## ENTRIES SHOWN:

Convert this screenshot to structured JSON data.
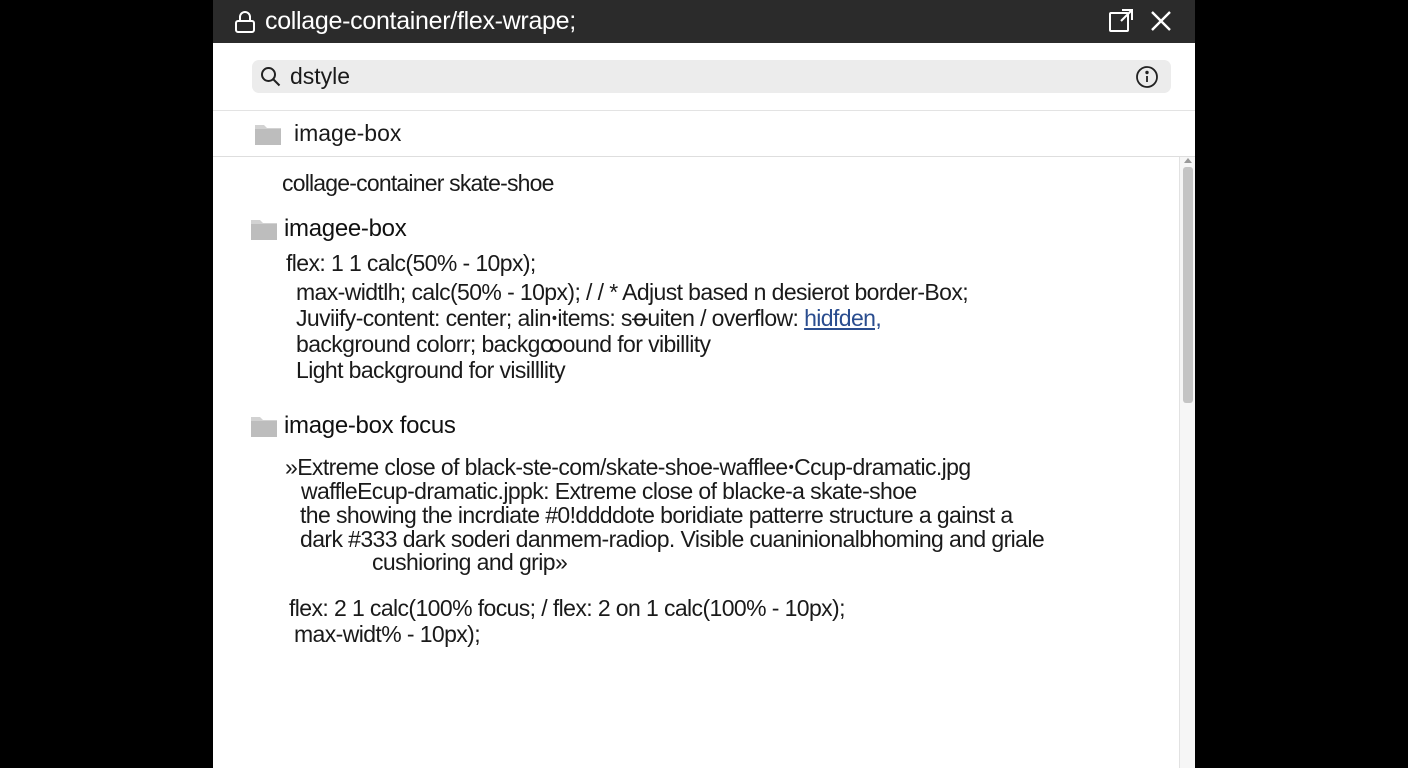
{
  "window": {
    "title": "collage-container/flex-wrape;",
    "icons": {
      "title": "lock-icon",
      "popout": "popout-icon",
      "close": "close-icon"
    }
  },
  "search": {
    "value": "dstyle",
    "icons": {
      "left": "search-icon",
      "right": "info-icon"
    }
  },
  "header": {
    "label": "image-box",
    "icon": "folder-icon"
  },
  "content": {
    "selector_line": "collage-container skate-shoe",
    "section1": {
      "title": "imagee-box",
      "line1": "flex: 1 1 calc(50% - 10px);",
      "line2": "max-widtlh; calc(50% - 10px); / / * Adjust based n desierot border-Box;",
      "line3_prefix": "Juviify-content: center; alinꞏitems: sꝋuiten / overflow: ",
      "line3_link": "hidfden,",
      "line4": "background colorr; backgꝏound for vibillity",
      "line5": "Light background for visilllity"
    },
    "section2": {
      "title": "image-box focus",
      "line1": "»Extreme close of black-ste-com/skate-shoe-waffleeꞏCcup-dramatic.jpg",
      "line2": "waffleEcup-dramatic.jppk: Extreme close of blacke-a skate-shoe",
      "line3": "the showing the incrdiate #0!ddddote boridiate patterre structure a gainst a",
      "line4": "dark #333 dark soderi danmem-radiop. Visible cuaninionalbhoming and griale",
      "line5": "cushioring and grip»"
    },
    "rule": {
      "line1": "flex: 2 1 calc(100% focus; / flex: 2 on 1 calc(100% - 10px);",
      "line2": "max-widt% - 10px);"
    }
  },
  "colors": {
    "titlebar": "#2b2b2b",
    "search_bg": "#ececec",
    "link": "#2a4d8f",
    "background": "#000000"
  }
}
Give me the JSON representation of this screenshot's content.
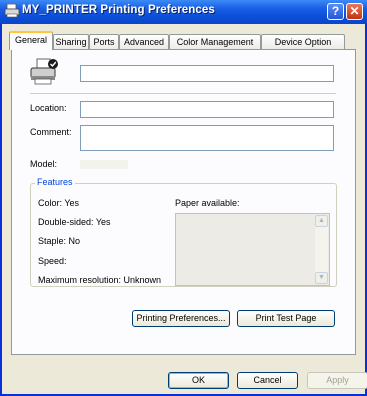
{
  "window": {
    "title": "MY_PRINTER Printing Preferences"
  },
  "title_buttons": {
    "help": "?",
    "close": "✕"
  },
  "tabs": [
    "General",
    "Sharing",
    "Ports",
    "Advanced",
    "Color Management",
    "Device Option"
  ],
  "general": {
    "printer_name": "",
    "location_label": "Location:",
    "location_value": "",
    "comment_label": "Comment:",
    "comment_value": "",
    "model_label": "Model:"
  },
  "features": {
    "title": "Features",
    "color": "Color: Yes",
    "double_sided": "Double-sided: Yes",
    "staple": "Staple: No",
    "speed": "Speed:",
    "max_resolution": "Maximum resolution: Unknown",
    "paper_label": "Paper available:"
  },
  "buttons": {
    "printing_preferences": "Printing Preferences...",
    "print_test_page": "Print Test Page",
    "ok": "OK",
    "cancel": "Cancel",
    "apply": "Apply"
  },
  "icons": {
    "title": "printer-icon",
    "help": "help-icon",
    "close": "close-icon",
    "printer": "printer-icon",
    "scroll_up": "arrow-up-icon",
    "scroll_down": "arrow-down-icon"
  },
  "colors": {
    "titlebar": "#0b4fd9",
    "dialog": "#ece9d8",
    "close": "#c23512",
    "group_title": "#0046d5",
    "active_tab": "#ffc83c"
  }
}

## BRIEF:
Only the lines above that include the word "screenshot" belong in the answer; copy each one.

## THE COMPLETED TASK:
Convert this screenshot to structured JSON data.
Give me the JSON representation of this screenshot's content.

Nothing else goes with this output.